Ukraine’s unmanned surface vessels are running out of easy targets


May 6, 2024

Trench Art


The Ukrainian intelligence service’s drone boats blew up something in northern Crimea over the weekend. The big question is—what? A video the intelligence directorate posted online on Monday depicts the raid on Vuz’ka Bay from the point of view of one of the Magura V5 unmanned surface vehicles.

Weaving to dodge Russian gunfire, the 18-foot Magura sped toward its target—and exploded. If the target was what it appeared to be, there’s almost no chance anything was left as the smoke and debris settled.

That’s because the craft the Magura struck apparently was a 21-foot РПК 640 rescue boat belonging to the Russian emergencies ministry—and it was barely bigger than the Magura was.

Destroying any Russian vessel in occupied waters is a win for Ukraine. But the destruction of an unarmed rescue boat speaks to the relative dearth of larger targets as Ukraine’s sea-denial campaign in the western Black Sea grinds into its third year.

In the 27 months since Russia widened its war on Ukraine and swiftly captured, sank or forced into hiding every single large warship in Kyiv’s service, the Ukrainian navy and intelligence service have re-armed with drones and missiles—and gone on the attack.

The Russian Black Sea fleet went to war with around three dozen large warships. The Ukrainians so far have damaged or sunk, using missiles and USVs, eight landing ships, a cruiser, a submarine, a supply vessel, a large rescue ship, several patrol boats, two missile-corvettes and a spy ship.

There’s not much the wider Russian navy can do to halt its steady degradation, as it can’t reinforce the Black Sea Fleet with large ships. Bigger vessels that can’t move by land or river must pass through the Bosporus Strait to enter the Black Sea. Turkey controls the strait and doesn’t allow combatants to transit during wartime.

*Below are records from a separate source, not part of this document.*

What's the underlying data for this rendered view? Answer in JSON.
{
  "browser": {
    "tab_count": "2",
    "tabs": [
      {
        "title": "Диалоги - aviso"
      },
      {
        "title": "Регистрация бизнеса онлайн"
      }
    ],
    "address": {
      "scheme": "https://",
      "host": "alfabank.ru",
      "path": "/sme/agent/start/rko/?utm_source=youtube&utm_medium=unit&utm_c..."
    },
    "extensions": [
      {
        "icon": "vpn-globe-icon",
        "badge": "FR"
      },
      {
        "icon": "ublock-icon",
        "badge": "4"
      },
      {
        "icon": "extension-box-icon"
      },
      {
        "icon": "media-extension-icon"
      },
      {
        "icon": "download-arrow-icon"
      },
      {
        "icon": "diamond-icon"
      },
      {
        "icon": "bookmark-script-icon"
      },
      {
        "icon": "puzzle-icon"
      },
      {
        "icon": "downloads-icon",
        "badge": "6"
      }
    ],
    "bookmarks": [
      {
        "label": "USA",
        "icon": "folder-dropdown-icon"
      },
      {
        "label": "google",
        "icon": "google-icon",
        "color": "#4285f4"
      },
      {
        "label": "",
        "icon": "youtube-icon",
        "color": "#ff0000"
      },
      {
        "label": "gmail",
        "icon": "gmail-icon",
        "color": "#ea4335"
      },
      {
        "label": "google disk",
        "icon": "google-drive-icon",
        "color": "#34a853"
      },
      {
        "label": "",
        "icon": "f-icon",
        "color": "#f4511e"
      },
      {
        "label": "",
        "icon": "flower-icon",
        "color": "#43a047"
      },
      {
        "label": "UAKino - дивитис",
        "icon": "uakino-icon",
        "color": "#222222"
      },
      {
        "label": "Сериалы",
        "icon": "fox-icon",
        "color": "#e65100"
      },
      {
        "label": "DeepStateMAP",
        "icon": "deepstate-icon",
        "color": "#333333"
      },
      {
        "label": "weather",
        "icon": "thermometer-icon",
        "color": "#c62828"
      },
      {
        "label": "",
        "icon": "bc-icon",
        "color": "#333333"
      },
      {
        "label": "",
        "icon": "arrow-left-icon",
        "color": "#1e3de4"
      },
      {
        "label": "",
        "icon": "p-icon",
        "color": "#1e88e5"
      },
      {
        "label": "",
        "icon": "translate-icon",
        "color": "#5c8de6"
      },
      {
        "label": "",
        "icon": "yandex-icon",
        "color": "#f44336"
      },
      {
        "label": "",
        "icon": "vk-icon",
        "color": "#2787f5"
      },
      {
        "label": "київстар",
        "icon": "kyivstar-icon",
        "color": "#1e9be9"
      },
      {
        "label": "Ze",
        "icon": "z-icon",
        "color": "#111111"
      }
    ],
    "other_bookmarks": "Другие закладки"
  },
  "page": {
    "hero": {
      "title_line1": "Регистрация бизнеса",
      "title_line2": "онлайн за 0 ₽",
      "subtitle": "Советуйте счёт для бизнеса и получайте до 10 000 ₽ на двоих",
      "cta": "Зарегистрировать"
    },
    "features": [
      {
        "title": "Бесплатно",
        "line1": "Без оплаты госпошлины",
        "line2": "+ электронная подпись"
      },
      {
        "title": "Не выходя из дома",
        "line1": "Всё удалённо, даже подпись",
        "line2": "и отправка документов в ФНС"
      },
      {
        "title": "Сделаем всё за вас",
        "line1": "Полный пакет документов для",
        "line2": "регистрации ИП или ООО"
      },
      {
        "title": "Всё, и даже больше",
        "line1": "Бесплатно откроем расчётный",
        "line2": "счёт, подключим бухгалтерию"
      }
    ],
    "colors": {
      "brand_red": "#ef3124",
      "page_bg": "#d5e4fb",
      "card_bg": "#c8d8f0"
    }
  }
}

But the Russians are trying to mitigate their losses by withdrawing the most valuable surviving ships from the most vulnerable Crimean ports. Today much of the Black Sea Fleet sails from ports in southern Russia, which are farther from Ukraine’s own naval bases—the embarkation points for the explosive drone boats—and thus safer.

It appears to be working, and now the Ukrainians are settling for sinking small rescue craft. “Since the fear of Ukrainian attacks forces the occupiers to hide large ships of the Black Sea Fleet away from the peninsula,” the Ukrainian intelligence service stated, “combat work continues against the high-speed maneuverable military vessels of the Russians, which are illegally in the Ukrainian territorial waters of Crimea.”

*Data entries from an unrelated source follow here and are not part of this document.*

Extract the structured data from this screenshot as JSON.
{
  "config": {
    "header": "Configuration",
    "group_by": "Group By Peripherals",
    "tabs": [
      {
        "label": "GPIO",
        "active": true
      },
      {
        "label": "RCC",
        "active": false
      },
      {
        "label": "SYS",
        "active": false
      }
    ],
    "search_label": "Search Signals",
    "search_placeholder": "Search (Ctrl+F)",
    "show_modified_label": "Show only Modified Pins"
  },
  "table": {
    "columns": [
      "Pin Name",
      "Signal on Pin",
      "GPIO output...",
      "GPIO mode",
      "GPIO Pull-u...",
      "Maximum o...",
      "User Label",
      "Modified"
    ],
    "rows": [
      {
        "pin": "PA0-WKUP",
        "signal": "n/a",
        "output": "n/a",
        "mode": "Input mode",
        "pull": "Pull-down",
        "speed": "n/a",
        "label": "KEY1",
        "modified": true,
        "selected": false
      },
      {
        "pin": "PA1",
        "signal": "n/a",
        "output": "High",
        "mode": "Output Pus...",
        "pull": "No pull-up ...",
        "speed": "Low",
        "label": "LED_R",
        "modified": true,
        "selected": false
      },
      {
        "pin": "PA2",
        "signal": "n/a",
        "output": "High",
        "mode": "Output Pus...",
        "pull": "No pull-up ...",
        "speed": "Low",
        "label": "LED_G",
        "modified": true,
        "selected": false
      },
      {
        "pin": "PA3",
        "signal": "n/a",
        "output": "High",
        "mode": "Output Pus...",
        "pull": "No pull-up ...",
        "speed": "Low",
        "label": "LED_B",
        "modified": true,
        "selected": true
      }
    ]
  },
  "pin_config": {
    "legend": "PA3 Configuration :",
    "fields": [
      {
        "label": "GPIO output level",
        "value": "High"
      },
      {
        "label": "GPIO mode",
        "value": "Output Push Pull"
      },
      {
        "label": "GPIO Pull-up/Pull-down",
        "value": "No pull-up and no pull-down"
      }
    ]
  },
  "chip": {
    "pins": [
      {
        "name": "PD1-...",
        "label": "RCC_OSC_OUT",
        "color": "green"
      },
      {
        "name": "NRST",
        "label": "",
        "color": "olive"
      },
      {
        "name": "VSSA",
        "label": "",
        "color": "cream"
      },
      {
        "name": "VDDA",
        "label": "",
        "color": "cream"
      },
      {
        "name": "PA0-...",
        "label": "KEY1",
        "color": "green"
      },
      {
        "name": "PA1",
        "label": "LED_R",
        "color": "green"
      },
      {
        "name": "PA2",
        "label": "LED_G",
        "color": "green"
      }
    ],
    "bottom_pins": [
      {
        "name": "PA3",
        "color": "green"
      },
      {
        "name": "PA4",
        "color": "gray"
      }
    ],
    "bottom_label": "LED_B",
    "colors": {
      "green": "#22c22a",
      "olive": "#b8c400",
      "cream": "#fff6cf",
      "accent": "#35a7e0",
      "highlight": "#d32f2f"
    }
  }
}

The problem with plinking Russian rescue boats is that they’re small enough to transport via river or even over land. That means they’re replaceable.